◆ Data for this exercise
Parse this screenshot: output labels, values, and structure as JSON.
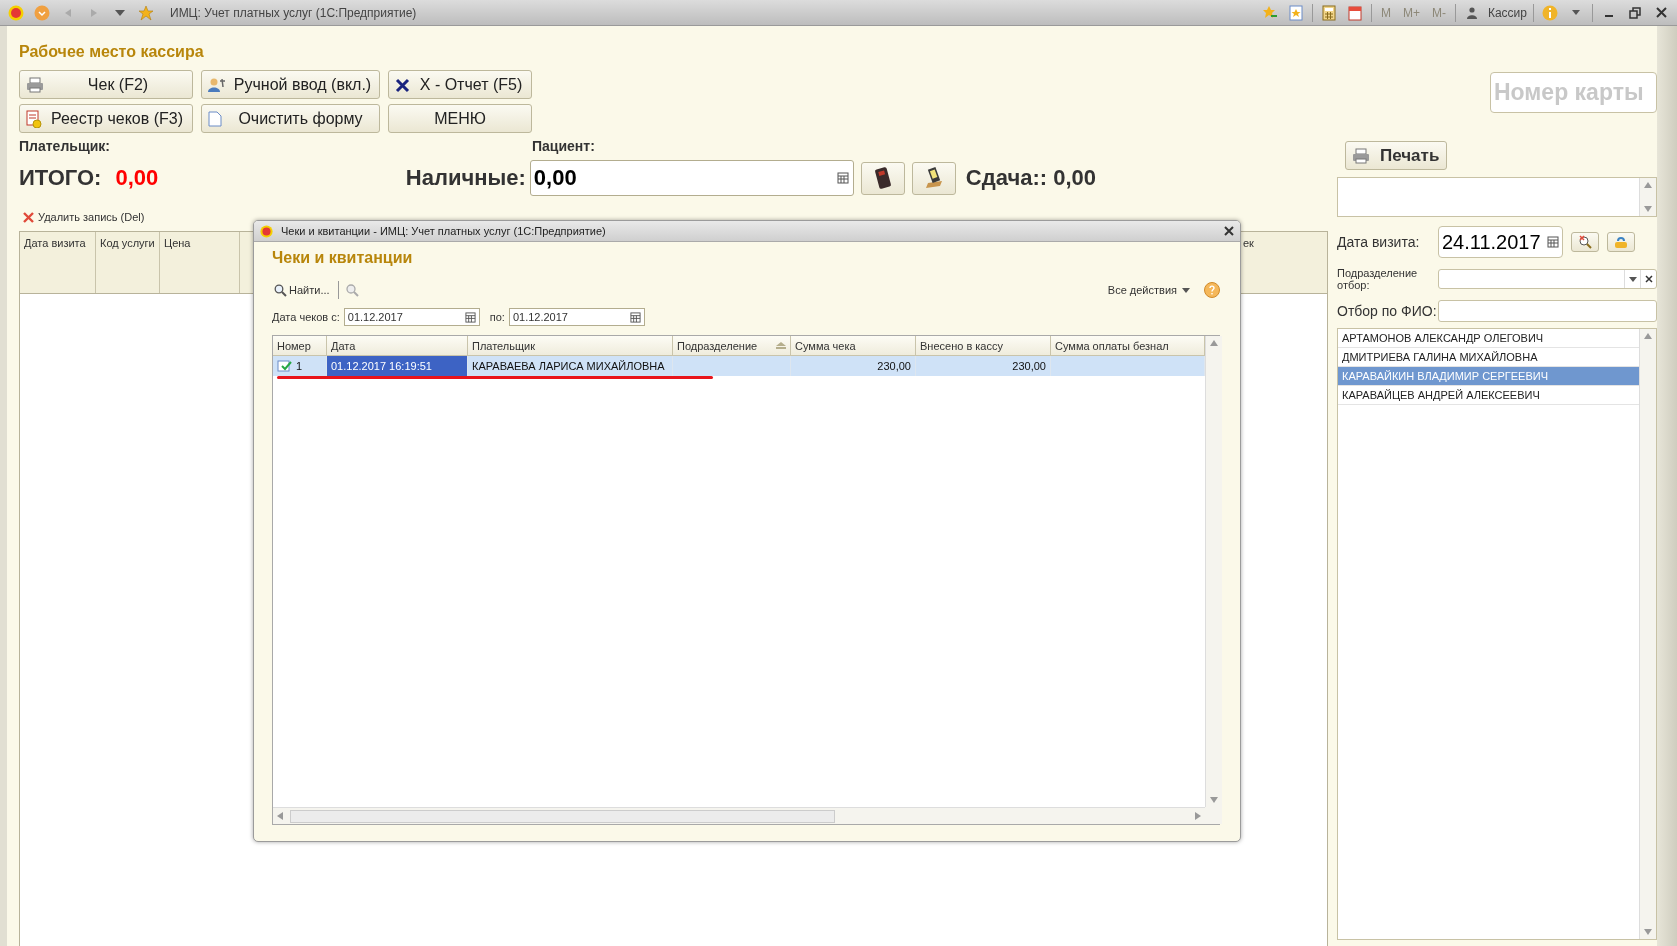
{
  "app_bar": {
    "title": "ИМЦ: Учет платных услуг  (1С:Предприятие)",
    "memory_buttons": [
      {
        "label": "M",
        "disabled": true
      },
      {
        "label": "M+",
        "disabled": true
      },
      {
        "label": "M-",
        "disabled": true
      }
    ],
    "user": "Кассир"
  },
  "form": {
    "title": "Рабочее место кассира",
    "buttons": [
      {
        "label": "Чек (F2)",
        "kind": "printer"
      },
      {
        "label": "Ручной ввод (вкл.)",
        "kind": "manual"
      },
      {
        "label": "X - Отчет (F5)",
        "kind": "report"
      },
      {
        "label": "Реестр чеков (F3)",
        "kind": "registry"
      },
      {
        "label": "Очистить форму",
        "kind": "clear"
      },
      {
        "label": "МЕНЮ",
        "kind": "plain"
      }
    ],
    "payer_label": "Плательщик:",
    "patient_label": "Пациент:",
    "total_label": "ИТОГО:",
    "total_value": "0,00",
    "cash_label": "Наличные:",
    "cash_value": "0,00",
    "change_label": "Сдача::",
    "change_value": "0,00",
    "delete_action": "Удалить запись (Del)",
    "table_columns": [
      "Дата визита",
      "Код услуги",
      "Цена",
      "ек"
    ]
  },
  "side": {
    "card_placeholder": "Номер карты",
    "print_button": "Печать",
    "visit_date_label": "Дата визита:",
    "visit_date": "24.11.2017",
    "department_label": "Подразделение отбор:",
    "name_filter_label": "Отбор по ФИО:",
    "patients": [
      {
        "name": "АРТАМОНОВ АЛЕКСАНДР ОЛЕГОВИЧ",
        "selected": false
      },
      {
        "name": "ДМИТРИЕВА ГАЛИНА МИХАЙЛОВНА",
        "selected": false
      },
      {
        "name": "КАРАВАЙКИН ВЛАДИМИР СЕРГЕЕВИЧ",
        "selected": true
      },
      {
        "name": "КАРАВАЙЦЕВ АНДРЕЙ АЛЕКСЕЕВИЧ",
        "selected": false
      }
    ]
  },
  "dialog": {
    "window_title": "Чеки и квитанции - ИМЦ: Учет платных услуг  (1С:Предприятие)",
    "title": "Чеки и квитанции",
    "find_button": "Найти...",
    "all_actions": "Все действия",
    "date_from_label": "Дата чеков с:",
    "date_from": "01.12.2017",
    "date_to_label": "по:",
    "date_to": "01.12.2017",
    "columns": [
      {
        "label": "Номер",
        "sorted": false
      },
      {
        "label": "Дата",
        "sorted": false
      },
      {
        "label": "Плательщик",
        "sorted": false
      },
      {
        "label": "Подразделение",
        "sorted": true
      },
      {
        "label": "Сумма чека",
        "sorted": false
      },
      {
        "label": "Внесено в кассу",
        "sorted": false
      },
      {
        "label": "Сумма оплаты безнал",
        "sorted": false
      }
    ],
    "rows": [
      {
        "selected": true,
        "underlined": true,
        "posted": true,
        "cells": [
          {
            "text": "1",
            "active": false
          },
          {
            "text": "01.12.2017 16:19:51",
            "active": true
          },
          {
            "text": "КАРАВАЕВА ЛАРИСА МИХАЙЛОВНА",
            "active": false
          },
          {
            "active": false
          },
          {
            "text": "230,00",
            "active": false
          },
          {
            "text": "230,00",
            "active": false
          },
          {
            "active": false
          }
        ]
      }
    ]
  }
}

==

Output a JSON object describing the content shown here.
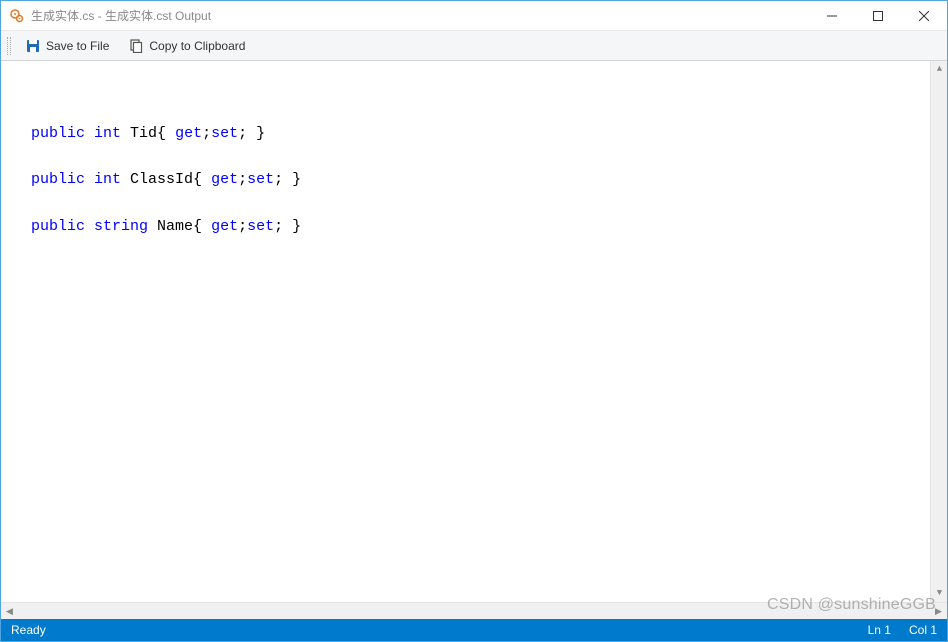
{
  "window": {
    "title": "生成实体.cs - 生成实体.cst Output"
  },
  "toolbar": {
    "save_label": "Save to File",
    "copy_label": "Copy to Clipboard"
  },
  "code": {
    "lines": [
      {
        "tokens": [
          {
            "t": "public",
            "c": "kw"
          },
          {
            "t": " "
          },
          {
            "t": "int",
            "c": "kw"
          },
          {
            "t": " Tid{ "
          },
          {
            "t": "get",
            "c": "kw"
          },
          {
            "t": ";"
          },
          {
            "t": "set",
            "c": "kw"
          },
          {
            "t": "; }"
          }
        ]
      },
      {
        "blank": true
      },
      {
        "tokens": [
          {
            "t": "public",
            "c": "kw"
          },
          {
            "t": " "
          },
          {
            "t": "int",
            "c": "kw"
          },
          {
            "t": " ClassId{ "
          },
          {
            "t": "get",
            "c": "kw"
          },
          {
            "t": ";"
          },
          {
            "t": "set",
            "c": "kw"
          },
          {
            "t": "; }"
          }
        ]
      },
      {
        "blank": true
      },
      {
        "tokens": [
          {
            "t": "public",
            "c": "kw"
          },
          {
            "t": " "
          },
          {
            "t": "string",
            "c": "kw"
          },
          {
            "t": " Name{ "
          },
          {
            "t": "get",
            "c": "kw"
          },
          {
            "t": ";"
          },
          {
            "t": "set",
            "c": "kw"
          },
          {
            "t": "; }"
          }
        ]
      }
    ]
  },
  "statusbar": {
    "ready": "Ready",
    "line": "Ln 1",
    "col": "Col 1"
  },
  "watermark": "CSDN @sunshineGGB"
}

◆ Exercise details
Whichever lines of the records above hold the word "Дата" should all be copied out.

◆ Solution for this exercise
      "Дата визита",
    "visit_date_label": "Дата визита:",
    "date_from_label": "Дата чеков с:",
        "label": "Дата",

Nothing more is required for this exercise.